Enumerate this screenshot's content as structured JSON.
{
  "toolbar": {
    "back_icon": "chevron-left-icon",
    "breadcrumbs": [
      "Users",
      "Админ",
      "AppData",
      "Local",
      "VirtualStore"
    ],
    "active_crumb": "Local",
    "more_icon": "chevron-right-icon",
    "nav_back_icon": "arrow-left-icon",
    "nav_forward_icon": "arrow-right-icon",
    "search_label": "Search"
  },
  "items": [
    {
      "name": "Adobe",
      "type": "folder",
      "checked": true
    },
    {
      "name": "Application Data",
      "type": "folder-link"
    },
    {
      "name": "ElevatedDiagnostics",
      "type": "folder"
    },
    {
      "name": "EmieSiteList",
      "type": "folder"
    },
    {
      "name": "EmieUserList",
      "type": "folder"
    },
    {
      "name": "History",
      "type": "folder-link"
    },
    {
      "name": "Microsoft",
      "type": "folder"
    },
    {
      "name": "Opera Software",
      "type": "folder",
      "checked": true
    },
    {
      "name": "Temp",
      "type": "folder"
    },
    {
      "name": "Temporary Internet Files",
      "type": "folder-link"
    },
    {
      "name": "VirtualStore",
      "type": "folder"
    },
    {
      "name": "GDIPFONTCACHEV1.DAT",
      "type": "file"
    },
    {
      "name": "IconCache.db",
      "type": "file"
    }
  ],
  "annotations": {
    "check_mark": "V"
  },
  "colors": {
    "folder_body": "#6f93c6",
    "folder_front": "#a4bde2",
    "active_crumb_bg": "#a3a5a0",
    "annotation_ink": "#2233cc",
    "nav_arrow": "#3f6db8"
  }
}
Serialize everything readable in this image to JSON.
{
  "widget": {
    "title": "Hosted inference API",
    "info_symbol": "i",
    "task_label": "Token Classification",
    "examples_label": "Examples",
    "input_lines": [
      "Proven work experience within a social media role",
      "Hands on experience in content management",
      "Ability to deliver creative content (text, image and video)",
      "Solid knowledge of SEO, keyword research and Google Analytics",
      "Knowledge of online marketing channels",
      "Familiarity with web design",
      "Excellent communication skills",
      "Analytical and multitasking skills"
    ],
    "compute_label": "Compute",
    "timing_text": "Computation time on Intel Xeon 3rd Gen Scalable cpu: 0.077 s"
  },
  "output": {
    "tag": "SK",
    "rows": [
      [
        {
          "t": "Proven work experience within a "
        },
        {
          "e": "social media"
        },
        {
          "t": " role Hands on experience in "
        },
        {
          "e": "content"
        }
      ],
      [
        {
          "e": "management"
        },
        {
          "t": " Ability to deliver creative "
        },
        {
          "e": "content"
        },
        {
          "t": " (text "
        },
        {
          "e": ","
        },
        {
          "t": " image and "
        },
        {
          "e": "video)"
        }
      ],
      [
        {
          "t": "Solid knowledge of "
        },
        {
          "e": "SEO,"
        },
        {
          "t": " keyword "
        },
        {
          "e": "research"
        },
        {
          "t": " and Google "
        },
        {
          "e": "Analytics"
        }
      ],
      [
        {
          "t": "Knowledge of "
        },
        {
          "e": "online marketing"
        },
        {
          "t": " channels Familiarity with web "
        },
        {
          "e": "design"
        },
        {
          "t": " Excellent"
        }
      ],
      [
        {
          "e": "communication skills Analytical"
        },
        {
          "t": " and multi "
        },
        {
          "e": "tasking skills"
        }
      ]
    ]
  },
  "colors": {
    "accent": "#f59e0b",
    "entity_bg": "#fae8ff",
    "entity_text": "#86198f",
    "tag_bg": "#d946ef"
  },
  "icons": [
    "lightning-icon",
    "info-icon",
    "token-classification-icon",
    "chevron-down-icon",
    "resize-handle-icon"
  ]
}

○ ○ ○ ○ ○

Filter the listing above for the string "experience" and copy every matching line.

      "Proven work experience within a social media role",
      "Hands on experience in content management",
          "t": "Proven work experience within a "
          "t": " role Hands on experience in "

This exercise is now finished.